Dr. Frist’s innovative idea revved up the commitment to human-need charitable giving in the Nashville area. He persuaded other cities to join; in 1984, 355 people gave $4 million. Now, more than 500 communities have de Tocqueville societies, and in 2011, 25,725 families made gifts worth more than $514 million.
In recognition of his seminal idea, Dr. Frist will be awarded the inaugural United Way Lifetime Achievement Award from United Way Worldwide at the Community Leaders Conference at Gaylord Opryland on Wednesday.
The innovation and commitment that Frist pushed in 1981 seems to be an inspiration for the UWMN. They have moved well past the traditional role of acting as an efficient money manager and accountability board for local service providers. Now, they focus on: “What is all this investment doing to reduce the problems in our community?”
“We want to focus on outcome-based investment,” said Eric Dewey, president and CEO of UWMN. “How can we as an organization help solve the problems we face?
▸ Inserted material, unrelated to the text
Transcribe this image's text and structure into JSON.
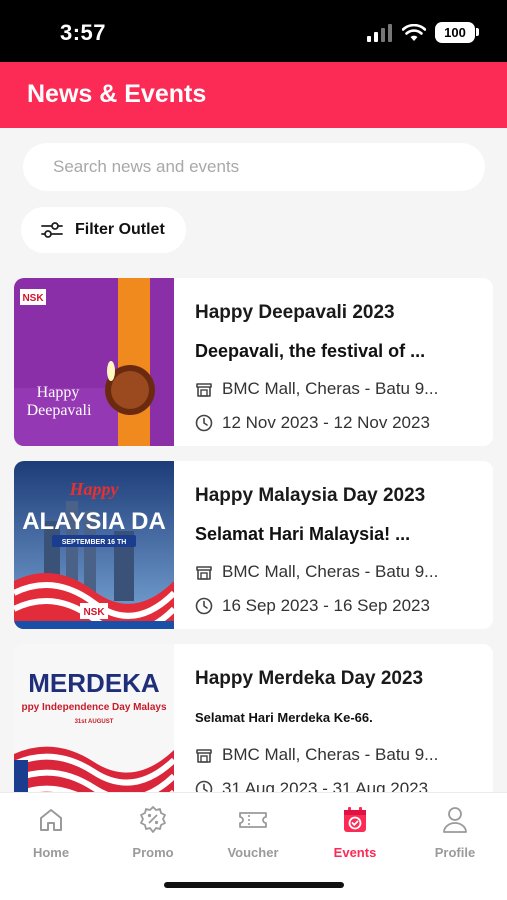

How can we use the nonprofit network to make our community better?”
As Chairman Margaret Dolan said, “We should be the catalyst that brings people together to solve hard problems, and once solved, we move on to the next.”
Dolan’s day job is vice president of community relations for Ingram Industries, and she brings a no-nonsense approach to attacking the ills that beset our community in education, health and financial stability.
“The mission of United Way is not to get people to give money,” she said. “It is to get results.” She points to the 2-1-1 program where, with UWMN leadership, the community can find quick access to help secure financial stability; to the Bank on Music City program, where UWMN supports Mayor Karl Dean’s initiative to served the under- and un-banked population in Nashville; and to the Read to Succeed program that aims to have every child reading at grade level when they reach third grade.
Leadership benefits us all.